[Dataset rows for apps and sites]
# # # #

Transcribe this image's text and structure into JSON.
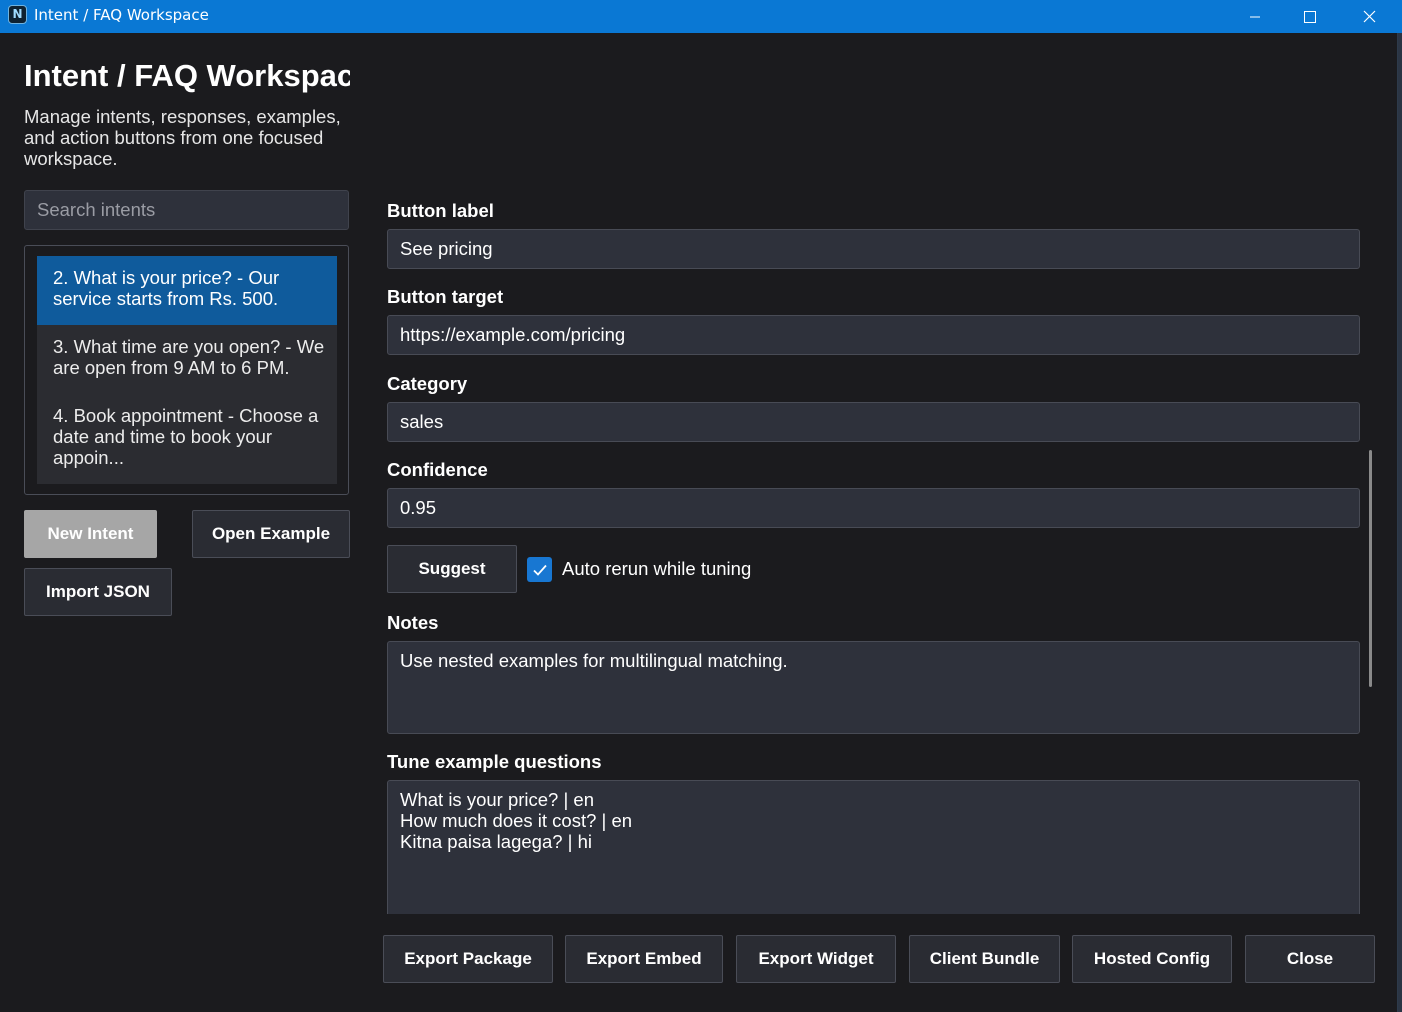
{
  "window": {
    "title": "Intent / FAQ Workspace",
    "accent": "#0a78d4",
    "app_icon_glyph": "N",
    "controls": [
      "minimize-icon",
      "maximize-icon",
      "close-icon"
    ]
  },
  "header": {
    "title": "Intent / FAQ Workspace",
    "subtitle": "Manage intents, responses, examples, and action buttons from one focused workspace."
  },
  "search": {
    "placeholder": "Search intents",
    "value": ""
  },
  "intents": [
    {
      "label": "2. What is your price? - Our service starts from Rs. 500.",
      "selected": true
    },
    {
      "label": "3. What time are you open? - We are open from 9 AM to 6 PM.",
      "selected": false
    },
    {
      "label": "4. Book appointment - Choose a date and time to book your appoin...",
      "selected": false
    }
  ],
  "left_buttons": {
    "new_intent": "New Intent",
    "open_example": "Open Example",
    "import_json": "Import JSON"
  },
  "form": {
    "button_label": {
      "label": "Button label",
      "value": "See pricing"
    },
    "button_target": {
      "label": "Button target",
      "value": "https://example.com/pricing"
    },
    "category": {
      "label": "Category",
      "value": "sales"
    },
    "confidence": {
      "label": "Confidence",
      "value": "0.95"
    },
    "suggest_label": "Suggest",
    "auto_rerun": {
      "label": "Auto rerun while tuning",
      "checked": true
    },
    "notes": {
      "label": "Notes",
      "value": "Use nested examples for multilingual matching."
    },
    "examples": {
      "label": "Tune example questions",
      "value": "What is your price? | en\nHow much does it cost? | en\nKitna paisa lagega? | hi"
    }
  },
  "footer_buttons": {
    "export_package": "Export Package",
    "export_embed": "Export Embed",
    "export_widget": "Export Widget",
    "client_bundle": "Client Bundle",
    "hosted_config": "Hosted Config",
    "close": "Close"
  }
}
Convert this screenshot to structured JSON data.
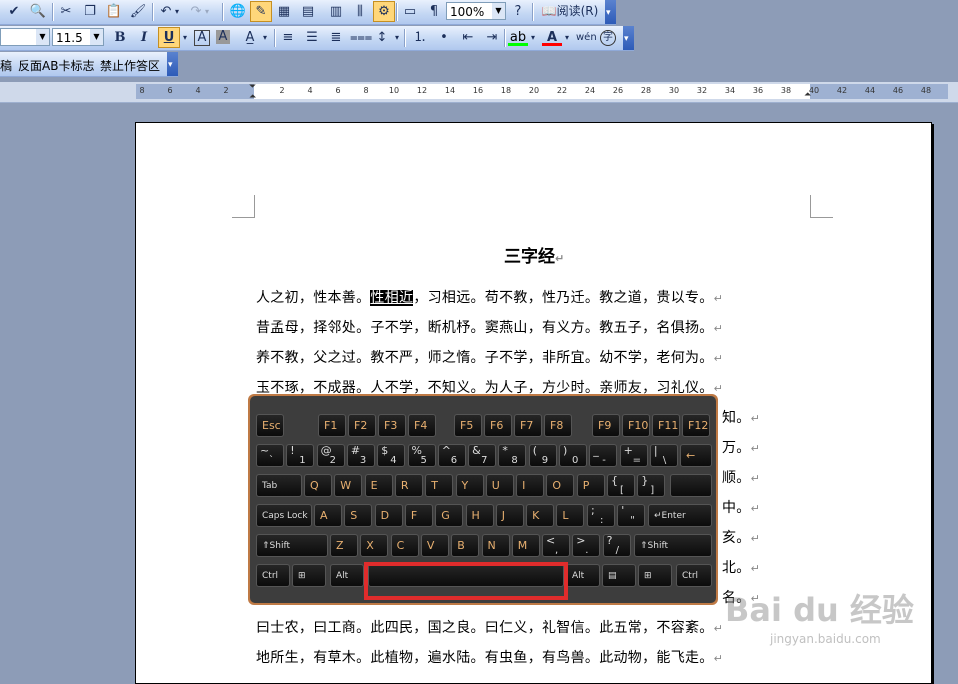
{
  "toolbar1": {
    "items": [
      "spelling-icon",
      "research-icon",
      "cut-icon",
      "copy-icon",
      "paste-icon",
      "format-painter-icon",
      "undo-icon",
      "redo-icon",
      "hyperlink-icon",
      "tables-borders-icon",
      "insert-table-icon",
      "insert-excel-icon",
      "columns-icon",
      "drawing-icon",
      "document-map-icon",
      "show-hide-icon",
      "zoom-dropdown-icon",
      "help-icon"
    ],
    "zoom": "100%",
    "read_label": "阅读(R)"
  },
  "toolbar2": {
    "font_size": "11.5",
    "bold": "B",
    "italic": "I",
    "underline": "U",
    "char_border": "A",
    "char_shading": "A",
    "font_color": "A",
    "phonetic": "wén",
    "enclosed": "字"
  },
  "toolbar3": {
    "items": [
      "稿",
      "反面AB卡标志",
      "禁止作答区"
    ]
  },
  "ruler": {
    "numbers": [
      "8",
      "6",
      "4",
      "2",
      "2",
      "4",
      "6",
      "8",
      "10",
      "12",
      "14",
      "16",
      "18",
      "20",
      "22",
      "24",
      "26",
      "28",
      "30",
      "32",
      "34",
      "36",
      "38",
      "40",
      "42",
      "44",
      "46",
      "48"
    ]
  },
  "document": {
    "title": "三字经",
    "lines": [
      {
        "before": "人之初，性本善。",
        "highlight": "性相近",
        "after": "，习相远。苟不教，性乃迁。教之道，贵以专。"
      },
      {
        "text": "昔孟母，择邻处。子不学，断机杼。窦燕山，有义方。教五子，名俱扬。"
      },
      {
        "text": "养不教，父之过。教不严，师之惰。子不学，非所宜。幼不学，老何为。"
      },
      {
        "text": "玉不琢，不成器。人不学，不知义。为人子，方少时。亲师友，习礼仪。"
      },
      {
        "text": "知。"
      },
      {
        "text": "万。"
      },
      {
        "text": "顺。"
      },
      {
        "text": "中。"
      },
      {
        "text": "亥。"
      },
      {
        "text": "北。"
      },
      {
        "text": "名。"
      },
      {
        "text": "曰士农，曰工商。此四民，国之良。曰仁义，礼智信。此五常，不容紊。"
      },
      {
        "text": "地所生，有草木。此植物，遍水陆。有虫鱼，有鸟兽。此动物，能飞走。"
      }
    ],
    "paragraph_mark": "↵"
  },
  "keyboard": {
    "row_f": [
      "Esc",
      "F1",
      "F2",
      "F3",
      "F4",
      "F5",
      "F6",
      "F7",
      "F8",
      "F9",
      "F10",
      "F11",
      "F12"
    ],
    "row_num": [
      [
        "~",
        "`"
      ],
      [
        "!",
        "1"
      ],
      [
        "@",
        "2"
      ],
      [
        "#",
        "3"
      ],
      [
        "$",
        "4"
      ],
      [
        "%",
        "5"
      ],
      [
        "^",
        "6"
      ],
      [
        "&",
        "7"
      ],
      [
        "*",
        "8"
      ],
      [
        "(",
        "9"
      ],
      [
        ")",
        "0"
      ],
      [
        "_",
        "-"
      ],
      [
        "+",
        "="
      ],
      [
        "|",
        "\\"
      ]
    ],
    "backspace": "←",
    "tab": "Tab",
    "row_q": [
      "Q",
      "W",
      "E",
      "R",
      "T",
      "Y",
      "U",
      "I",
      "O",
      "P"
    ],
    "row_q_extra": [
      [
        "{",
        "["
      ],
      [
        "}",
        "]"
      ]
    ],
    "caps": "Caps Lock",
    "row_a": [
      "A",
      "S",
      "D",
      "F",
      "G",
      "H",
      "J",
      "K",
      "L"
    ],
    "row_a_extra": [
      [
        ";",
        ":"
      ],
      [
        "'",
        "\""
      ]
    ],
    "enter": "↵Enter",
    "shift_left": "⇑Shift",
    "row_z": [
      "Z",
      "X",
      "C",
      "V",
      "B",
      "N",
      "M"
    ],
    "row_z_extra": [
      [
        "<",
        ","
      ],
      [
        ">",
        "."
      ],
      [
        "?",
        "/"
      ]
    ],
    "shift_right": "⇑Shift",
    "ctrl": "Ctrl",
    "alt": "Alt",
    "space": ""
  },
  "watermark": {
    "brand": "Bai du 经验",
    "url": "jingyan.baidu.com"
  }
}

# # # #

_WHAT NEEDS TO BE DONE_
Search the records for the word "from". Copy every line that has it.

_EXPECTED ANSWER_
    "subtitle": "Manage intents, responses, examples, and action buttons from one focused workspace."
      "label": "2. What is your price? - Our service starts from Rs. 500.",
      "label": "3. What time are you open? - We are open from 9 AM to 6 PM.",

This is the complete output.